A federal appellate court on Tuesday rejected journalist Ryan Lizza's request to reconsider a recent ruling that revived Rep. Devin Nunes' defamation claim over a tweet.
The 8th Circuit Court of Appeals didn't give a reason for its refusal to reconsider the controversial decision, issued in September by a three-judge panel.
The dispute between Nunes (R-California) and the journalist stemmed from Lizza's September 2018 Esquire article, “Devin Nunes’s Family Farm Is Hiding a Politically Explosive Secret.”
In September of 2019, Nunes sued Hearst Magazines and Lizza over the article, alleging it falsely implied that Nunes conspired with his family to cover up the use of undocumented labor at the family's farm.
Two months after Nunes sued -- which was around 14 months after the article was published -- Lizza posted a link to the article on Twitter, along with the following statement: “I noticed that Devin Nunes is in the news. If so you’re interested in a strange tale about Nunes, small-town Iowa, the complexities of immigration policy, a few car chases, and lots of cows, I’ve got a story for you.”
Nunes later revised his complaint to include a claim that Lizza “brazenly and gratuitously republished" the original article to his Twitter followers.
A trial judge dismissed Nunes' defamation claims last year, ruling that statements in the article didn't meet the standards for defamation for a variety of reasons including that Nunes' allegations, even if true, wouldn't prove “actual malice.”
To prove actual malice, Nunes would have had to show that Lizza and Hearst knew the article contained false statements (or implications), or recklessly disregarded that possibility.
Nunes then appealed to the 8th Circuit.
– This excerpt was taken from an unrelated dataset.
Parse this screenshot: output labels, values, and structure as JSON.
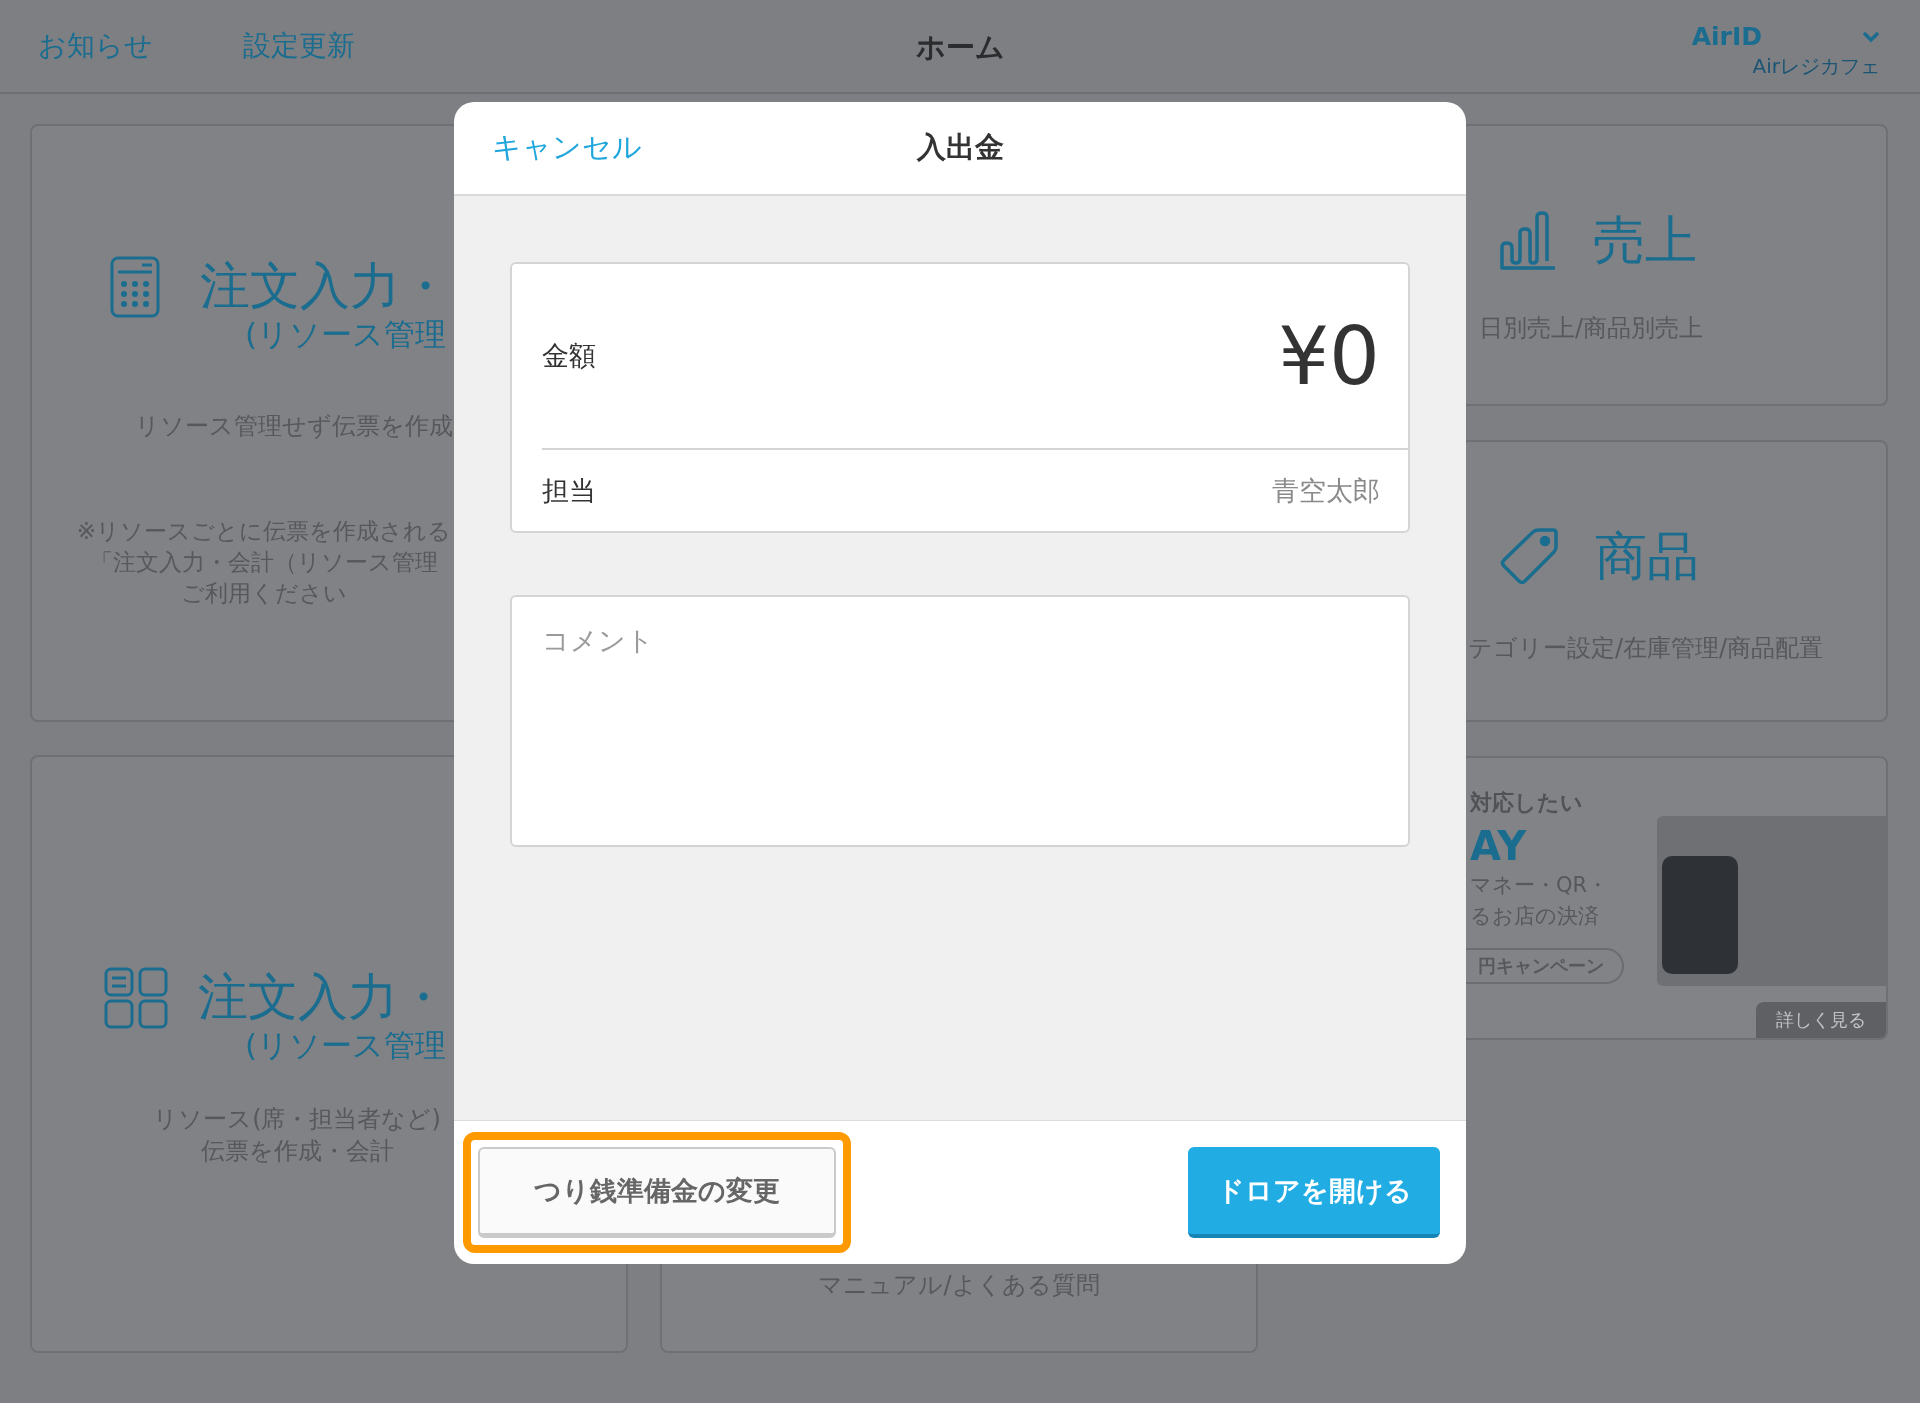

A three-judge panel of that court agreed that Nunes couldn't proceed against Hearst, but said Nunes could attempt to prove that he was defamed when Lizza tweeted a link to the article two months after Nunes filed suit.
“The complaint here adequately alleges that Lizza intended to reach and actually reached a new audience by publishing a tweet about Nunes and a link to the article,” Circuit Judge Steven Colloton wrote in a 15-page opinion.
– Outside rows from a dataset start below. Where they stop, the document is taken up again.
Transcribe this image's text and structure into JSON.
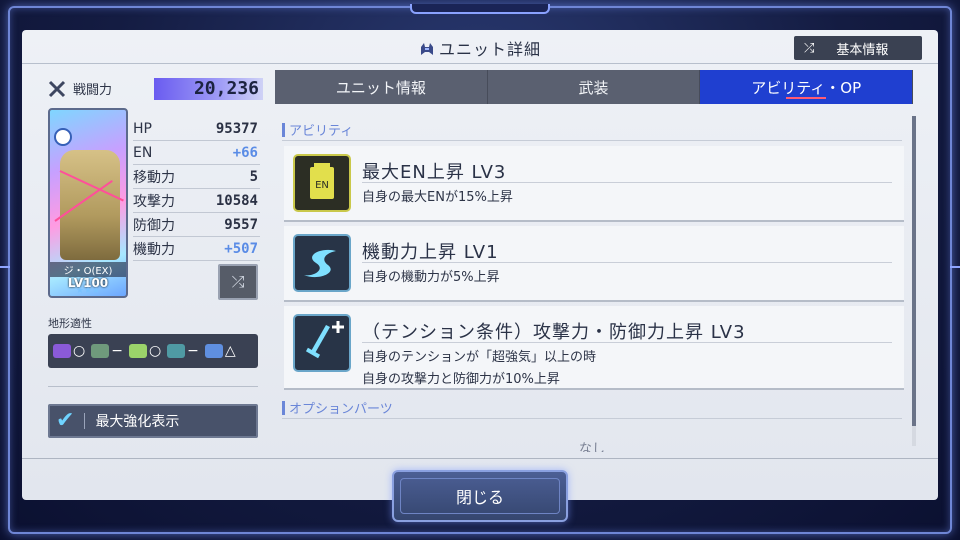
{
  "window": {
    "title": "ユニット詳細",
    "basic_info_label": "基本情報"
  },
  "left": {
    "power_label": "戦闘力",
    "power_value": "20,236",
    "unit": {
      "name": "ジ・O(EX)",
      "level": "LV100",
      "stars": "★★★"
    },
    "stats": [
      {
        "key": "HP",
        "value": "95377",
        "bonus": false
      },
      {
        "key": "EN",
        "value": "+66",
        "bonus": true
      },
      {
        "key": "移動力",
        "value": "5",
        "bonus": false
      },
      {
        "key": "攻撃力",
        "value": "10584",
        "bonus": false
      },
      {
        "key": "防御力",
        "value": "9557",
        "bonus": false
      },
      {
        "key": "機動力",
        "value": "+507",
        "bonus": true
      }
    ],
    "terrain_label": "地形適性",
    "terrain": [
      {
        "icon": "space-icon",
        "grade": "○",
        "color": "#8a5ad8"
      },
      {
        "icon": "air-icon",
        "grade": "−",
        "color": "#6f9a7c"
      },
      {
        "icon": "land-icon",
        "grade": "○",
        "color": "#9bd36a"
      },
      {
        "icon": "water-icon",
        "grade": "−",
        "color": "#4f9aa4"
      },
      {
        "icon": "underground-icon",
        "grade": "△",
        "color": "#5f8fe0"
      }
    ],
    "max_enhance_label": "最大強化表示"
  },
  "tabs": [
    {
      "label": "ユニット情報",
      "active": false
    },
    {
      "label": "武装",
      "active": false
    },
    {
      "label": "アビリティ・OP",
      "active": true
    }
  ],
  "abilities_section": "アビリティ",
  "abilities": [
    {
      "icon": "en-tank-icon",
      "title": "最大EN上昇 LV3",
      "desc": [
        "自身の最大ENが15%上昇"
      ]
    },
    {
      "icon": "swoosh-icon",
      "title": "機動力上昇 LV1",
      "desc": [
        "自身の機動力が5%上昇"
      ]
    },
    {
      "icon": "sword-plus-icon",
      "title": "（テンション条件）攻撃力・防御力上昇 LV3",
      "desc": [
        "自身のテンションが「超強気」以上の時",
        "自身の攻撃力と防御力が10%上昇"
      ]
    }
  ],
  "option_section": "オプションパーツ",
  "option_none": "なし",
  "close_label": "閉じる",
  "colors": {
    "accent_tab": "#1f3fd0",
    "bonus_blue": "#5a8ce6",
    "frame": "#6f86d6"
  }
}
“In November 2019, Lizza was on notice of the article’s alleged defamatory implication by virtue of this lawsuit....Under those circumstances, the complaint sufficiently alleges that Lizza republished the article after he knew that the Congressman denied knowledge of undocumented labor on the farm or participation in any conspiracy to hide it.”
Last month, Lizza urged the 8th Circuit to reconsider that ruling, arguing that it “broke from all authority.”
“The panel incorrectly held that the mere filing of a lawsuit sufficed to plausibly create actual malice supporting a public official defamation case,” Lizza's attorneys wrote in their request for a new hearing. “If the panel’s decision stands, then once a public official denies reported facts or surmised implications (even obliquely or implicitly), a publisher must never again reference the challenged article, on pain of substantial cost and legal burden.”
Lizza's attorneys also said other judges throughout the country have ruled that linking to a previously published story isn't a “republication” of the original.
Dozens of outside news organizations including Buzzfeed, Fox News Network, Gannett, Politico, and The New York Times Company filed a proposed friend-of-the-court brief in support of Lizza's request.
The news organizations argued that the panel decision “could create havoc” for all content distributors.
“In disseminating the news, journalists rely on a wide and long-standing judicial consensus that providing a reader with a hyperlink to an article does not republish it for purposes of a libel claim,” the organizations wrote. “They also rely on long-settled precedent holding that receiving a prepublication denial from the subject of a critical report does not, on its own, establish actual malice in publishing the report.”
The 8th Circuit refused to accept the friend-of-the-court brief, because doing so would force at least one judge to refrain from considering the matter. The court didn't specify which of the news organizations signing the friend-of-the-court brief created the apparent conflict of interest.